*Task brief:*
Collect each line of the records containing the string "color".

(App and web page records)
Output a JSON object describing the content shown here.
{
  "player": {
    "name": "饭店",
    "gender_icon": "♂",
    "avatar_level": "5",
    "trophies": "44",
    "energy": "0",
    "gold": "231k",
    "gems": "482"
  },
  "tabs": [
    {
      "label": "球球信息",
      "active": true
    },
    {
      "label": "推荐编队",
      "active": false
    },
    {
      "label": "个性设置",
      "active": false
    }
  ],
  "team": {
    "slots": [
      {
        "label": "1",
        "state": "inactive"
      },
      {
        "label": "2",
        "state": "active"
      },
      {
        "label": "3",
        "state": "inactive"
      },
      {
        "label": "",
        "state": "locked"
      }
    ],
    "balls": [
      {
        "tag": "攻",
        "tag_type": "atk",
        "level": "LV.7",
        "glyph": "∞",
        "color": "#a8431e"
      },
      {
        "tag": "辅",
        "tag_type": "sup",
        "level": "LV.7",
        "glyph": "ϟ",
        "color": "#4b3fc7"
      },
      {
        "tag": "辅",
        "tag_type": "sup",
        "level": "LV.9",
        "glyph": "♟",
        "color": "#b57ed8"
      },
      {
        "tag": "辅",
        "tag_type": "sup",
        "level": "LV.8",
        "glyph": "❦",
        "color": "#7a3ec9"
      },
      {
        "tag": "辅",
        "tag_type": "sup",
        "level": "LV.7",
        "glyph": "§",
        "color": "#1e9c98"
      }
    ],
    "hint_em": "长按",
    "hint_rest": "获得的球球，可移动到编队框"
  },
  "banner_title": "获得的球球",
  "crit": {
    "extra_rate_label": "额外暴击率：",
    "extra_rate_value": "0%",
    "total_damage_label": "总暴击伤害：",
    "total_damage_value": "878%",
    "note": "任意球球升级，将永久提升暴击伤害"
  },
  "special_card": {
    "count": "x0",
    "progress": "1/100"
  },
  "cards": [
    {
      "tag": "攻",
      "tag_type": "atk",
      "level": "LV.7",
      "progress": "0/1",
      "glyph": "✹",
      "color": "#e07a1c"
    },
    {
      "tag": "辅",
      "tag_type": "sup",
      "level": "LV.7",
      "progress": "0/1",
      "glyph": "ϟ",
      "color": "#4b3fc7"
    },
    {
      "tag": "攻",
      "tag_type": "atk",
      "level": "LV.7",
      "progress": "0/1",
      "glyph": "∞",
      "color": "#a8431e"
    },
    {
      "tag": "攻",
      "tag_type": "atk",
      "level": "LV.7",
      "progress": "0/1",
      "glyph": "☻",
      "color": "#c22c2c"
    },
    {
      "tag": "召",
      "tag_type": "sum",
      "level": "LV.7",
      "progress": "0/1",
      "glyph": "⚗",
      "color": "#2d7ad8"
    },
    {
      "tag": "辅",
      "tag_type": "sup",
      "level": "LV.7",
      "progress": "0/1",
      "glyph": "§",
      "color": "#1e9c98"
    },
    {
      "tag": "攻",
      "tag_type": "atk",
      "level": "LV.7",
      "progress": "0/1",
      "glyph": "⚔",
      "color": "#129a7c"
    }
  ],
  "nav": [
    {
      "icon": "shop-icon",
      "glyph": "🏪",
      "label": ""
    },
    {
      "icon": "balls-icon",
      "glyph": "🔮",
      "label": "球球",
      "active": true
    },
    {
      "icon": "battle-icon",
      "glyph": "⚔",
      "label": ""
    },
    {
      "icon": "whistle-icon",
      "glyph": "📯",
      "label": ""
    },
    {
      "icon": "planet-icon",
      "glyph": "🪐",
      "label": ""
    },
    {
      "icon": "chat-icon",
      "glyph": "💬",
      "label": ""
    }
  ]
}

*Task result:*
        "color": "#a8431e"
        "color": "#4b3fc7"
        "color": "#b57ed8"
        "color": "#7a3ec9"
        "color": "#1e9c98"
      "color": "#e07a1c"
      "color": "#4b3fc7"
      "color": "#a8431e"
      "color": "#c22c2c"
      "color": "#2d7ad8"
      "color": "#1e9c98"
      "color": "#129a7c"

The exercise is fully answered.